**What is needed:**
Tally the lines in these records that hold the string "icon", and reply with the number alone.

**Information:**
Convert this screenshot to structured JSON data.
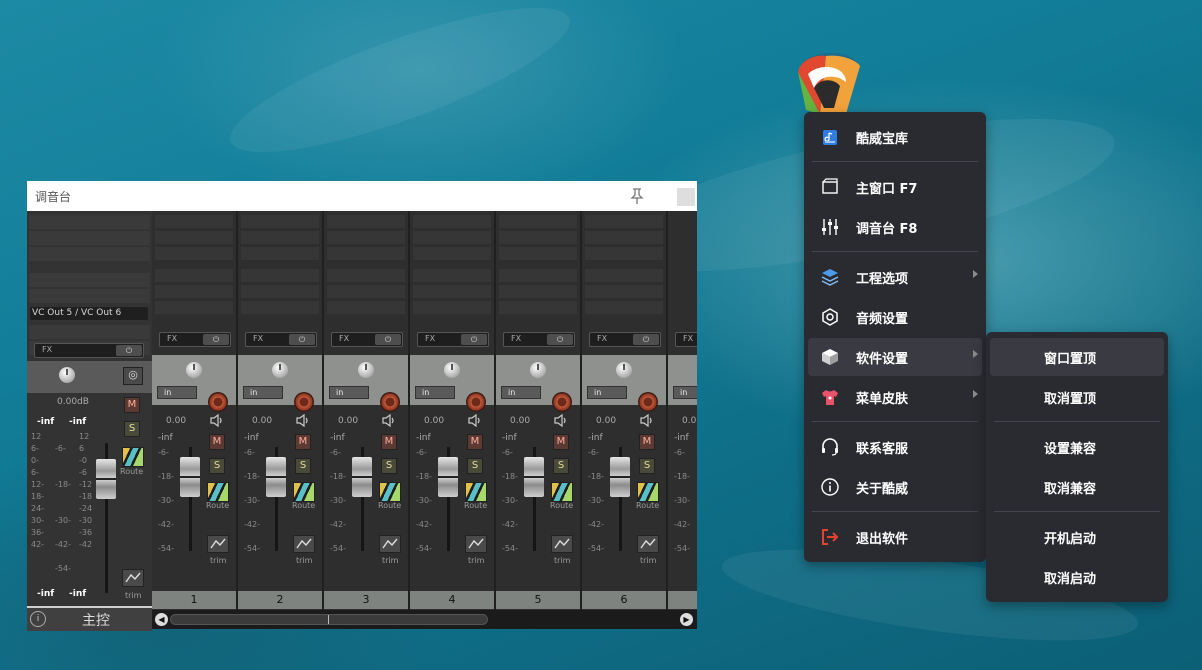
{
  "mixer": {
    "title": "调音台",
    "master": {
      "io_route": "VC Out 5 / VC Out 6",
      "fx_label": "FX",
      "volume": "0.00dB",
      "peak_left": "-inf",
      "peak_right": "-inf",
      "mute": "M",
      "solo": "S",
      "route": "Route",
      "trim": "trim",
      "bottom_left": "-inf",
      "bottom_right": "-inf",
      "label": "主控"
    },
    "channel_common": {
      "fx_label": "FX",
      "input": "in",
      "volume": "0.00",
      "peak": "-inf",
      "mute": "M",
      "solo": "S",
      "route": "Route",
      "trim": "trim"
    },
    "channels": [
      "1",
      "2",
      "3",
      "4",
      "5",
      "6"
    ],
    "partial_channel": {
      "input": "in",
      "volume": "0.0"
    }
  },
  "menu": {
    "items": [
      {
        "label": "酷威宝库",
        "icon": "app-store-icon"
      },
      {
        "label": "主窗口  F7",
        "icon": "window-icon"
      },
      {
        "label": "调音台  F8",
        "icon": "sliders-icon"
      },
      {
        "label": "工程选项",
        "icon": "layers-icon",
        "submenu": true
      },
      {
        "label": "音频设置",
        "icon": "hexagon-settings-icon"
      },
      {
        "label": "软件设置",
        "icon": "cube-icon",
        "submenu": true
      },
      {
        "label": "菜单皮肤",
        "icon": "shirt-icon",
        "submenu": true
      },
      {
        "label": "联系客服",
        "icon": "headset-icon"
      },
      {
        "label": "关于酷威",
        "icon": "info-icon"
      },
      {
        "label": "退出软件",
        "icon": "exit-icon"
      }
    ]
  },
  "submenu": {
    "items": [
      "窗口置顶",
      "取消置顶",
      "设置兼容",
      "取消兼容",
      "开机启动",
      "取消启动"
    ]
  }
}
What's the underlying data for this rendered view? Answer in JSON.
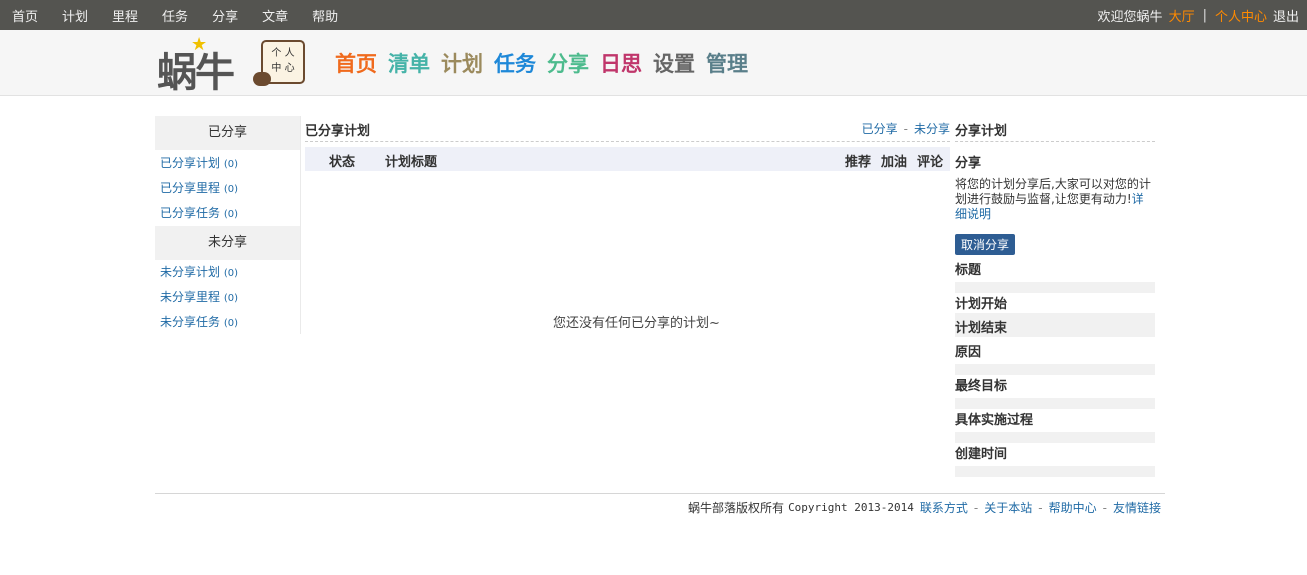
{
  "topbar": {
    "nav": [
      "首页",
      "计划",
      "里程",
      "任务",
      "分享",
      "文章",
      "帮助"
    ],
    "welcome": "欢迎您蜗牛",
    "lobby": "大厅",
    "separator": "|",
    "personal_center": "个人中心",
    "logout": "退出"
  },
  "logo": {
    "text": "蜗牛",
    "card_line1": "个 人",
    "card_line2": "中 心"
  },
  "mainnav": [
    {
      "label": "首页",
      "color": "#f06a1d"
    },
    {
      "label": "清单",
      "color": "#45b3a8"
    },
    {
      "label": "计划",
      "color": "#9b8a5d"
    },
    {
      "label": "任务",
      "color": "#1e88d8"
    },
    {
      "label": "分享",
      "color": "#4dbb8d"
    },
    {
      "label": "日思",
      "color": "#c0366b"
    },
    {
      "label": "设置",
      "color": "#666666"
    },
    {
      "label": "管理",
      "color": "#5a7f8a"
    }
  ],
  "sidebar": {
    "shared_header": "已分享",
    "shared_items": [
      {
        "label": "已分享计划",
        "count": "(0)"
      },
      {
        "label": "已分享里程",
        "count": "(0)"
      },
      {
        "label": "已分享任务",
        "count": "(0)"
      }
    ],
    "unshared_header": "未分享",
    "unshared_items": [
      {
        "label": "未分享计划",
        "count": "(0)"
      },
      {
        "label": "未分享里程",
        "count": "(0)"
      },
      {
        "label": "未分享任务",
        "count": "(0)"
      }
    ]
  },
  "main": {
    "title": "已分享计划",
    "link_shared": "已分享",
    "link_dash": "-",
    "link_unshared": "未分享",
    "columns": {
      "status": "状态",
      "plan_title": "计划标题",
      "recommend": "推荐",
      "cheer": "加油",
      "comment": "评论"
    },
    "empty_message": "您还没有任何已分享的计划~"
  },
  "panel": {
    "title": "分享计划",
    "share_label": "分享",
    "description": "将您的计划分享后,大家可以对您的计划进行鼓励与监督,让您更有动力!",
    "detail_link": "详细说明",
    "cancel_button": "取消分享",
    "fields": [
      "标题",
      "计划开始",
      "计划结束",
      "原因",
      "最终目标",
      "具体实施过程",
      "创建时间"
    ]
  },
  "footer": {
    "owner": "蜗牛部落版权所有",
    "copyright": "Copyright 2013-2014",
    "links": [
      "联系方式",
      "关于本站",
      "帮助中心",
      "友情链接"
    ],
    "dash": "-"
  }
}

**Result of the exercise:**
10